* **Provided entries**
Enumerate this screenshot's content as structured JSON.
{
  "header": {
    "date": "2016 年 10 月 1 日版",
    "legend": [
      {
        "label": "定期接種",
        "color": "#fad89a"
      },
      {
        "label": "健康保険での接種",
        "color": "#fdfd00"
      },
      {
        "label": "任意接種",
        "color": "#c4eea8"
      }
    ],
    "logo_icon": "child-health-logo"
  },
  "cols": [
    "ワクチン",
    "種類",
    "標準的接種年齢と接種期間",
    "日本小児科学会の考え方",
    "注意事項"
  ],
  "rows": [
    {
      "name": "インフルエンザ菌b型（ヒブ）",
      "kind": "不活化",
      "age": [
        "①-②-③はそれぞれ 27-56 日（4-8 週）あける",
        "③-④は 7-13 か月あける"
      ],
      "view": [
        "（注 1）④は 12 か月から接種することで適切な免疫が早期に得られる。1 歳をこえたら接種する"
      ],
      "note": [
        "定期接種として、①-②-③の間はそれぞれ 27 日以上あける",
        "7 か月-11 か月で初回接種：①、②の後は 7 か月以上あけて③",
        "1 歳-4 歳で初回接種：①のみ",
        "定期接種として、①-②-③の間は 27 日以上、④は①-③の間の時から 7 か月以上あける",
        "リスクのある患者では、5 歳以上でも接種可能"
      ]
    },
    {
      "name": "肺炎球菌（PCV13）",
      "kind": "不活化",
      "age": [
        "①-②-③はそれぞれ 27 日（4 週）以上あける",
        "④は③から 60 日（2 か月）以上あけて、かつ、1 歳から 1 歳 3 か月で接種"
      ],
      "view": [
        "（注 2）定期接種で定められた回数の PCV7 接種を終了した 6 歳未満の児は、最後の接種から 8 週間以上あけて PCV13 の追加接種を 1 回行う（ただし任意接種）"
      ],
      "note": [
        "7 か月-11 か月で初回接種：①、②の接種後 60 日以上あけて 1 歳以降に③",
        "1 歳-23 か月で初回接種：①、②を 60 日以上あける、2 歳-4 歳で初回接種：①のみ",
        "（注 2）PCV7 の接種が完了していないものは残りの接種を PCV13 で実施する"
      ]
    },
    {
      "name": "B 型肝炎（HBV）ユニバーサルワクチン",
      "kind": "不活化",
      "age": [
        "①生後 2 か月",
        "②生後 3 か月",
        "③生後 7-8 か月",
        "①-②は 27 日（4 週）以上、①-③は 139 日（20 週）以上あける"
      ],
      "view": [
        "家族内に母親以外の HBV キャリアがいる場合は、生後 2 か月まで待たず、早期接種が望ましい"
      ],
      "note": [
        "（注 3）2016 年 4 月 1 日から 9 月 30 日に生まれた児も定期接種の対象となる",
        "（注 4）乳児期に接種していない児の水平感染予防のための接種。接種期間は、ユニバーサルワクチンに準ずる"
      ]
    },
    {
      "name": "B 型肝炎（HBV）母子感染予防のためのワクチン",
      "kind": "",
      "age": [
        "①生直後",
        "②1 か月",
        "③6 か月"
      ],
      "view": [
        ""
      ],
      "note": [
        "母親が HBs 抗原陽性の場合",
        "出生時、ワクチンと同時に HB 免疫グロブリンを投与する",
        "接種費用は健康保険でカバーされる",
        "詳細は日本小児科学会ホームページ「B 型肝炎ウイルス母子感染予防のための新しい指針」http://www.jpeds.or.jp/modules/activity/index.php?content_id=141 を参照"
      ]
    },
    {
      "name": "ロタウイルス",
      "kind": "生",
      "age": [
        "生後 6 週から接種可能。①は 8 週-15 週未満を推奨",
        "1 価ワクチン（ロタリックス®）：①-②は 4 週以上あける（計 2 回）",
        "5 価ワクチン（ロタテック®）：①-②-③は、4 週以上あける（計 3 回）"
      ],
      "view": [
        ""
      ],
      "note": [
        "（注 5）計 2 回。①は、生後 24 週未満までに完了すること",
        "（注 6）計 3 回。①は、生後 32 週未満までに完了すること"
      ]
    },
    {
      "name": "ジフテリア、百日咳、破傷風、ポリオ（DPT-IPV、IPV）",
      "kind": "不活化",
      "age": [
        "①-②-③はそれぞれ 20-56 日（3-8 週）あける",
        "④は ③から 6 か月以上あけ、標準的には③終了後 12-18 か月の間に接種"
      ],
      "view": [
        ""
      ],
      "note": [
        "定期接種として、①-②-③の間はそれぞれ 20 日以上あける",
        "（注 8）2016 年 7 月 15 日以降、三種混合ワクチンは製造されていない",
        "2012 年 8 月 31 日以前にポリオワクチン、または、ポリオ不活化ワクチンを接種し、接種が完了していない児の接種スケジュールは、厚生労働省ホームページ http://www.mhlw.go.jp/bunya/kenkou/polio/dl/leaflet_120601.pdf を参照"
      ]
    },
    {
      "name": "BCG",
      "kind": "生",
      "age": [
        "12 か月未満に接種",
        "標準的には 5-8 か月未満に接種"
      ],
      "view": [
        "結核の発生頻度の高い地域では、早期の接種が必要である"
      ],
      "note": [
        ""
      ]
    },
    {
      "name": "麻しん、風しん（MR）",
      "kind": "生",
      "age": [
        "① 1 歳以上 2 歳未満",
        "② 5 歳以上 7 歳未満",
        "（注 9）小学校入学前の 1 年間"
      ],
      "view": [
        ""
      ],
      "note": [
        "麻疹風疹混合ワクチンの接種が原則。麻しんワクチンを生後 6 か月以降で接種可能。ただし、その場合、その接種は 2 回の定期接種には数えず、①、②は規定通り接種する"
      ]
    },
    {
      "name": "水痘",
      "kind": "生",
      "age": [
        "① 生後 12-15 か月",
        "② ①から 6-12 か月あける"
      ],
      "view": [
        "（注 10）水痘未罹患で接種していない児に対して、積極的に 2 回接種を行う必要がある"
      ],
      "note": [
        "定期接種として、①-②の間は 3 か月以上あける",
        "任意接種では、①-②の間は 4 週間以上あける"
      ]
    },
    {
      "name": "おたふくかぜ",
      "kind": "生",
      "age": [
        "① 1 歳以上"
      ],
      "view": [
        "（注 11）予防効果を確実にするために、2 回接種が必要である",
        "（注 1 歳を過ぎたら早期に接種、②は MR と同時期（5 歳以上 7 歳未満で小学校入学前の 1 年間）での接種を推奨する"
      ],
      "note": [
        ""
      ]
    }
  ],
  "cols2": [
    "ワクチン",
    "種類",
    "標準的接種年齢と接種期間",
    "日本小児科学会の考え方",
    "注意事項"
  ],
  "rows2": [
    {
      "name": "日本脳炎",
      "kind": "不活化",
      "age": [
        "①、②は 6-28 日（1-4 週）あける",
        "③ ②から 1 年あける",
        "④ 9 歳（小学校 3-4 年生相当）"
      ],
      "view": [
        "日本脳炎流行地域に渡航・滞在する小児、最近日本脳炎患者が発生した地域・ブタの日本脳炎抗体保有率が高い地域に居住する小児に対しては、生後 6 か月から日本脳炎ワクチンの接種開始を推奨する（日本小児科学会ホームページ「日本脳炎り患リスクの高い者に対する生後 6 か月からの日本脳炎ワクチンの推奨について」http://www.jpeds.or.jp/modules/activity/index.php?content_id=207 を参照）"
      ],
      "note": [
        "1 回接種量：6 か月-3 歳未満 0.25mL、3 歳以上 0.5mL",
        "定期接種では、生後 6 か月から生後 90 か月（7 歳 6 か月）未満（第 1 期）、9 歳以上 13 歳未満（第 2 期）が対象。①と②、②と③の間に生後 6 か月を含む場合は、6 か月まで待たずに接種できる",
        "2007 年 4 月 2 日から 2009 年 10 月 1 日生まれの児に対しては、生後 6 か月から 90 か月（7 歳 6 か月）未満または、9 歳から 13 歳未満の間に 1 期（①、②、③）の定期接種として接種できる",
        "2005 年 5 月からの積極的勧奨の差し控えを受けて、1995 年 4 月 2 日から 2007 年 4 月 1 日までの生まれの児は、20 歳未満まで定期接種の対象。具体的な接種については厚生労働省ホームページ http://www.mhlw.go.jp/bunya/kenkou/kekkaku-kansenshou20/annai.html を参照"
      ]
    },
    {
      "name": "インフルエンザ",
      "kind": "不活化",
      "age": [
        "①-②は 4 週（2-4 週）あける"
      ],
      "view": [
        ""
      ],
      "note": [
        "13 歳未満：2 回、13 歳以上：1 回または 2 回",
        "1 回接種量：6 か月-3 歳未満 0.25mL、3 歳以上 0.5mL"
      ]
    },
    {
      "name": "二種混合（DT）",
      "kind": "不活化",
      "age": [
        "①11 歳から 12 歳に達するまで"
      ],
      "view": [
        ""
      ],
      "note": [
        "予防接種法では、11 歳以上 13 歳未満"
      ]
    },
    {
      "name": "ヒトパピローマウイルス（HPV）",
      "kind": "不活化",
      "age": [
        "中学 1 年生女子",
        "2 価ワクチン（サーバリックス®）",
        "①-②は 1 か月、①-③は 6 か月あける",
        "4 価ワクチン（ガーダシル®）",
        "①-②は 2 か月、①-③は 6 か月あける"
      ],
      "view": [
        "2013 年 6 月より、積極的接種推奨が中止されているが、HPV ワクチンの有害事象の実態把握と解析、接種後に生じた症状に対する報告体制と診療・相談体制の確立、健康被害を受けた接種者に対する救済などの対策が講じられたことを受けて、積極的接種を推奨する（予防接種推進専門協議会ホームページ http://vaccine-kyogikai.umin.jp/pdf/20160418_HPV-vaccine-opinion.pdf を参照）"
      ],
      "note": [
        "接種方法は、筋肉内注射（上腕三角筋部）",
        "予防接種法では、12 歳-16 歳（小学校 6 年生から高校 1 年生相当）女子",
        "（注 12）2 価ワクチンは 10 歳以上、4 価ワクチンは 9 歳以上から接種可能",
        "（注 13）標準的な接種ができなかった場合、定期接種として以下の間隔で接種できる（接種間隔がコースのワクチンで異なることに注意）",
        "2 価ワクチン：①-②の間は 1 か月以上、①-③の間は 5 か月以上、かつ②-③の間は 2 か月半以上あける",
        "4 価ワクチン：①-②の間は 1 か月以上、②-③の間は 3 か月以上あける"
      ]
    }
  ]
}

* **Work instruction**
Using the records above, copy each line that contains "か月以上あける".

* **Solution to this problem**
        "定期接種として、①-②-③の間は 27 日以上、④は①-③の間の時から 7 か月以上あける",
        "定期接種として、①-②の間は 3 か月以上あける",
        "4 価ワクチン：①-②の間は 1 か月以上、②-③の間は 3 か月以上あける"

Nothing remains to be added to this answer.